Is your current heating appliance more than 20 years old?

Technology marches on. Appliances made today are far more efficient than older models. Not only do they use less fuel, they are also safer and come with more advanced controls to improve efficiency. Also, the methods to size a heating system are better and can be tailored to individual homes.

Is your house uncomfortable?

Do you have rooms that are always too hot or too cold? This can be the result of air leaks, inadequate insulation, an improperly sized heating appliance, or lack of zoning in your heating system. Start with a call to an energy rater to find out which improvements you can make to solve this problem. If you need to add insulation or seal leaks, take care of that before upgrading your heating system so that the heating system will be sized properly for your home.

Who to call?

Energy raters will examine your entire house, measuring doors and windows, checking insulation levels, assessing your heating system and testing air leakage rates.
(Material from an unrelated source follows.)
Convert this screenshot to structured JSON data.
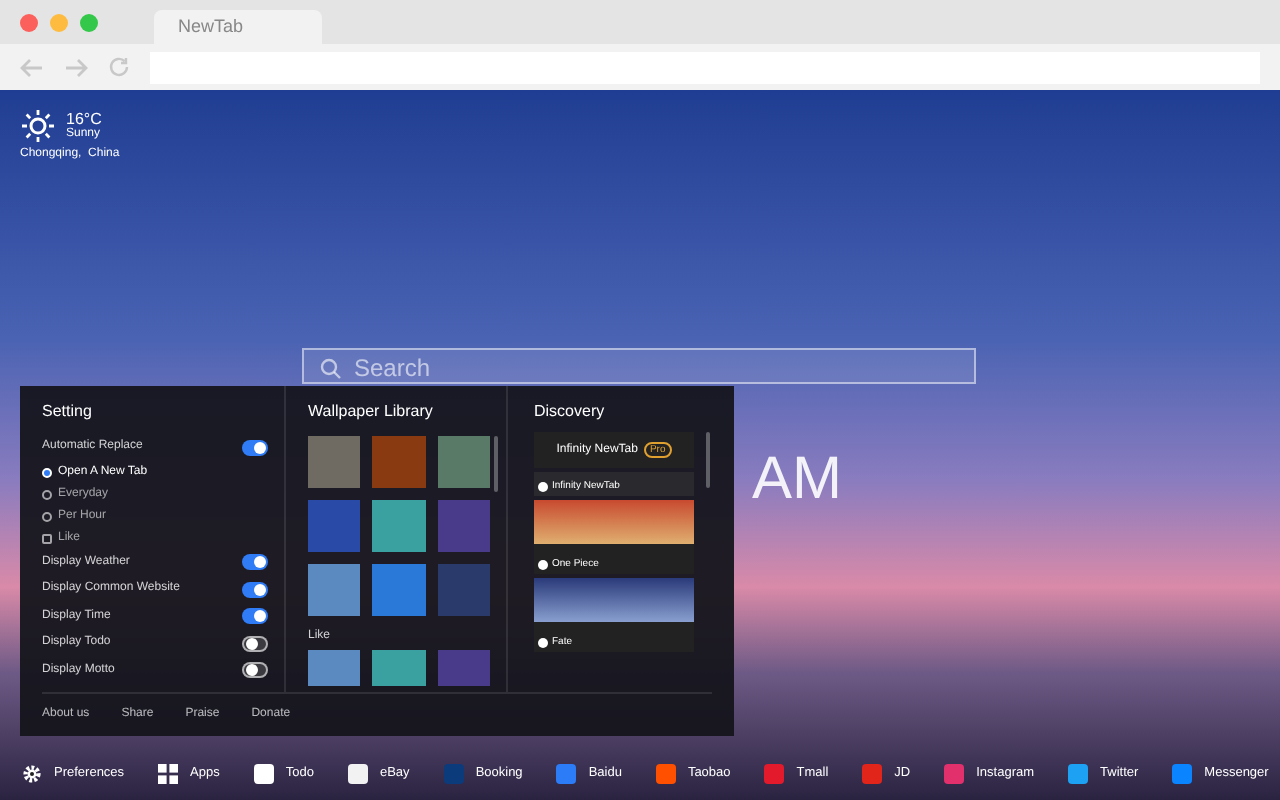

The rater will input the data collected from the home inspection into AKWarm — a software program maintained by the Alaska Housing Finance Corporation. The AKWarm program is then able to calculate a home’s theoretical energy requirements, which it prints out as part of an energy rating certificate. This rating describes how efficient different components of your home are on a point scale. Included in the rating are suggestions to improve performance, which may or may not include the heating system. The rating will help prioritize upgrades, show the energy benefits of each one and may qualify you for the Alaska Home Energy Rebate Program.

Heating contractors will focus specifically on your heating system, evaluating its current efficiency and whether it is sized properly. A contractor can sometimes test for the efficiency of the distribution system (depending on the type). The contractor will provide you with information on improving your current system and purchasing new appliances.